I have to give a big thanks to the Stone family for putting me up my first few days here in Anchorage! I have been spending my days up here skiing around at Kincaid, getting to know the courses again. The rest of the Maine crew showed up the day before yesterday and we are all staying at the Homewood Suites. The venue looks good, Kincaid could probably use a little more snow but the volunteers have done a great job covering the thin spots with snow. They were out all last weekend pushing snow around to make sure things will go smoothly this week.
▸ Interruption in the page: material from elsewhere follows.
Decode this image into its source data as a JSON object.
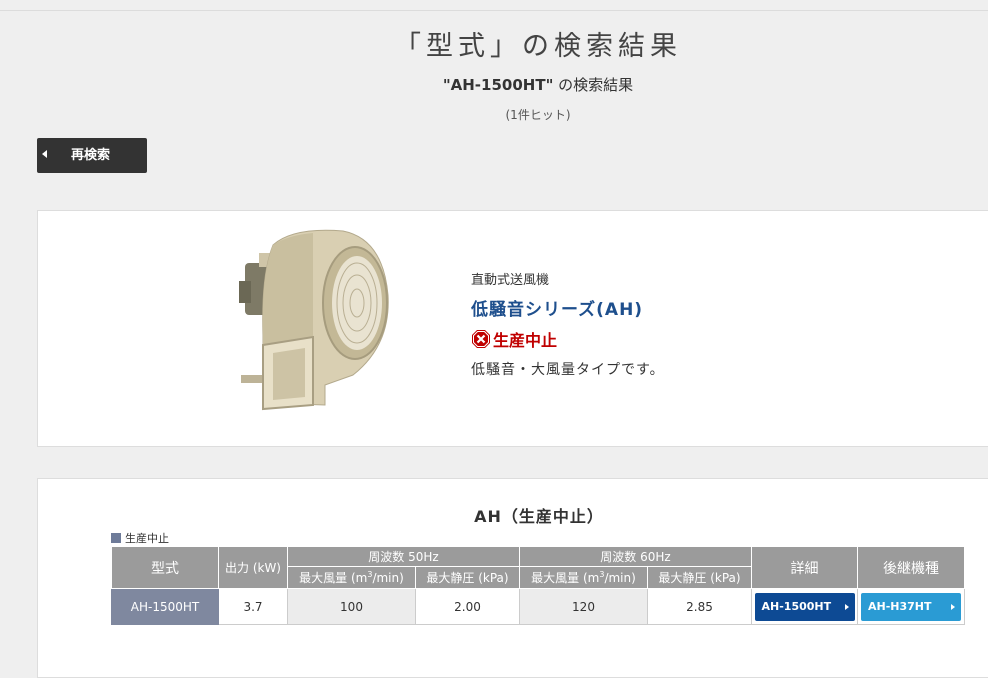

On the agenda are a skate and classic sprint, 15k skate and a 30k classic mass start.
Happy New Year!
BethAnn relaxing after a long week of racing.
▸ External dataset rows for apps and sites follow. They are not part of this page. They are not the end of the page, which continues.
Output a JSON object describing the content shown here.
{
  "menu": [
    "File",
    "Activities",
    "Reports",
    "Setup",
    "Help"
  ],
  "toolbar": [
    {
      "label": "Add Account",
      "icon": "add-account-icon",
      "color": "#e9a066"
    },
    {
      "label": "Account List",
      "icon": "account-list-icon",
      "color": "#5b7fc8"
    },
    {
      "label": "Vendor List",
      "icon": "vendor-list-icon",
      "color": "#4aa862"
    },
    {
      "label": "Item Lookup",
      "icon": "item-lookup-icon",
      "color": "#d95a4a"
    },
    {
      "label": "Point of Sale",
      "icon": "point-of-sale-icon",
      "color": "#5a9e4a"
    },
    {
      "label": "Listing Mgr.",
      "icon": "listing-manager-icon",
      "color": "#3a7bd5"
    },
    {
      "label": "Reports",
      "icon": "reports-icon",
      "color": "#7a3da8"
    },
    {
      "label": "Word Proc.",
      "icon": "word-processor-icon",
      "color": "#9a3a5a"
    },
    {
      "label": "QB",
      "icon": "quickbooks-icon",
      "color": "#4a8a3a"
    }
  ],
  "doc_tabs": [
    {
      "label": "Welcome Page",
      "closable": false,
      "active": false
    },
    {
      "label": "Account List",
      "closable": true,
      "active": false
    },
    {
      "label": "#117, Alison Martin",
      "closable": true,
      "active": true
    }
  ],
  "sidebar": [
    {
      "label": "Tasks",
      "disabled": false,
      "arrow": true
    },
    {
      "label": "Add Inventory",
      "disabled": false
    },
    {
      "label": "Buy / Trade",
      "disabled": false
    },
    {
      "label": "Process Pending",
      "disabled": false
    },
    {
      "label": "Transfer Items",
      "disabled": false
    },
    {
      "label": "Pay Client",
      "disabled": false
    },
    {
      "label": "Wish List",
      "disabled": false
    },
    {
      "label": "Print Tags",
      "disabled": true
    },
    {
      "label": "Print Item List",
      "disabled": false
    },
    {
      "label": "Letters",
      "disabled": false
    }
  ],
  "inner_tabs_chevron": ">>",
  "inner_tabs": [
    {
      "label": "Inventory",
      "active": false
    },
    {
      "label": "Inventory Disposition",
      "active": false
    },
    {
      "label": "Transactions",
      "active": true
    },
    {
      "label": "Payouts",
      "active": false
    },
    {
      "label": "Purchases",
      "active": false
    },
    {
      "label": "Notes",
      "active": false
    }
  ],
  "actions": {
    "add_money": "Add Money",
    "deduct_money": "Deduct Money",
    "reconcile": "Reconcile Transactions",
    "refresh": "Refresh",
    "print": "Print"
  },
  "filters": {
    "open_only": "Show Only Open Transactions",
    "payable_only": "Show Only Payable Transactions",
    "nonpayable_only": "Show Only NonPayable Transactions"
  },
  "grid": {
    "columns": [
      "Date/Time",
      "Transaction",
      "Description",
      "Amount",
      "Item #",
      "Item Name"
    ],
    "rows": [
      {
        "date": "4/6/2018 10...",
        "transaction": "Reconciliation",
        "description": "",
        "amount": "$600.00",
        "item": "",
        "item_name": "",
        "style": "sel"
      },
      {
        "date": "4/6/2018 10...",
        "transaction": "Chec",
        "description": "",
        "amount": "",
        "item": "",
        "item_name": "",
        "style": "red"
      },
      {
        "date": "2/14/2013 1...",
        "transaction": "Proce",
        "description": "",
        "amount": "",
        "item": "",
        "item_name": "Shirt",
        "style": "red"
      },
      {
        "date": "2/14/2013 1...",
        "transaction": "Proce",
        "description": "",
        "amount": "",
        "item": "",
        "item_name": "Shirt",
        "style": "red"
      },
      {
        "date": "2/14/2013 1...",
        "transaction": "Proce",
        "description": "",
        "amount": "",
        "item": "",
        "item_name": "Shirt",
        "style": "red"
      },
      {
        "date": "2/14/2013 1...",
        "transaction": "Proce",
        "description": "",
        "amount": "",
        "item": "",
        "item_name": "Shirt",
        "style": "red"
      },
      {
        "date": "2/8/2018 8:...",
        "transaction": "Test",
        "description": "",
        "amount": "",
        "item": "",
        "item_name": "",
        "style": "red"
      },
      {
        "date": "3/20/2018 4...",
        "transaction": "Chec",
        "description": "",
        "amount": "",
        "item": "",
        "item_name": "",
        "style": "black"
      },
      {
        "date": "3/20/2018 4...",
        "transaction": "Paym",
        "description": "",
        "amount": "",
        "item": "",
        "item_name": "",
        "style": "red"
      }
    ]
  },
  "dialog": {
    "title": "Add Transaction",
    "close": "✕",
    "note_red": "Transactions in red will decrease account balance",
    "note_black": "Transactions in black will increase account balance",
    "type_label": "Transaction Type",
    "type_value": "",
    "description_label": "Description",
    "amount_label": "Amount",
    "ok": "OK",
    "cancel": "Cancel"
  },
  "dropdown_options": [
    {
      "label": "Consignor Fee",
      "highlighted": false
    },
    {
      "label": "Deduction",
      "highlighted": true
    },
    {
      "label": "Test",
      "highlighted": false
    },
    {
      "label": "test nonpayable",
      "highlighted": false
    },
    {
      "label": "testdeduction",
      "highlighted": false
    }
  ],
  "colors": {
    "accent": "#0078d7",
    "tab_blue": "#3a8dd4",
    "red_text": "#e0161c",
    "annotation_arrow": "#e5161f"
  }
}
Alaska this time of year is a little dark, but still spectacular.No comments
December 21st, 2009
I am spending the holidays in Minnesota at my in-laws, cheering on my wife and the rest of the MWSC biathletes at the team trials here in Grand Rapids. It has been a week of down time for me, and a week of craziness for the biathletes. I didn’t arrive here until early last week, since then I was able to watch a sprint and a pursuit, tomorrow is the last race, another sprint. Even though my in-laws live here in Grand Rapids, I have really only skied at Mt. Itasca in mid January, when the snow is good and the air is cold. It seems to me that the folks at the Itasca ski club pulled off a miracle to get these races underway. On the side of the trails are only a couple of inches of snow , but for three kilometers of skiing up from the stadium there is a trail that is World Cup worthy. Every morning before the events I get up early and head to the venue to ski around and around the loop, but I am not complaining, the skiing is very good. I can’t imagine how many man-hours it took to blow the snow and get it in place, my thanks go out to the crew that is taking care of the trails here.
Also I have to send a shout out to the rest of the Maine Winter Sports Center crew back in Presque Isle. From the looks of things it was a stellar weekend at the first eastern cup for everyone, bravo!
The last of what must have been a monster pile of snow.No comments
December 10th, 2009
Earlier this week Will and I made the trip from Bozeman to Kelowna. I have trained and raced in Silver Star almost as many times as I have been to Yellowstone, and every time this place never fails to inspire me. What is it that inpires me? - the skiing is great, nine times out of ten this place is a winter paradise, and the main street of the village is a ski trail. I get psyched about ski racing everytime I come here.
This weekend we have two skate races on the plan. The venue is pretty electric at the moment. The 15k skate race on Saturday is a one and out qualification race for the Canadian olympic team. Whoever wins gets to go to Vancouver. The course is difficult, it is the same course used for the pursuit race at the 2005 World Cup here. One of the things that makes the skiing here so good is that Sovereign Lake does an unbelievable job with grooming. It is fun to ski here.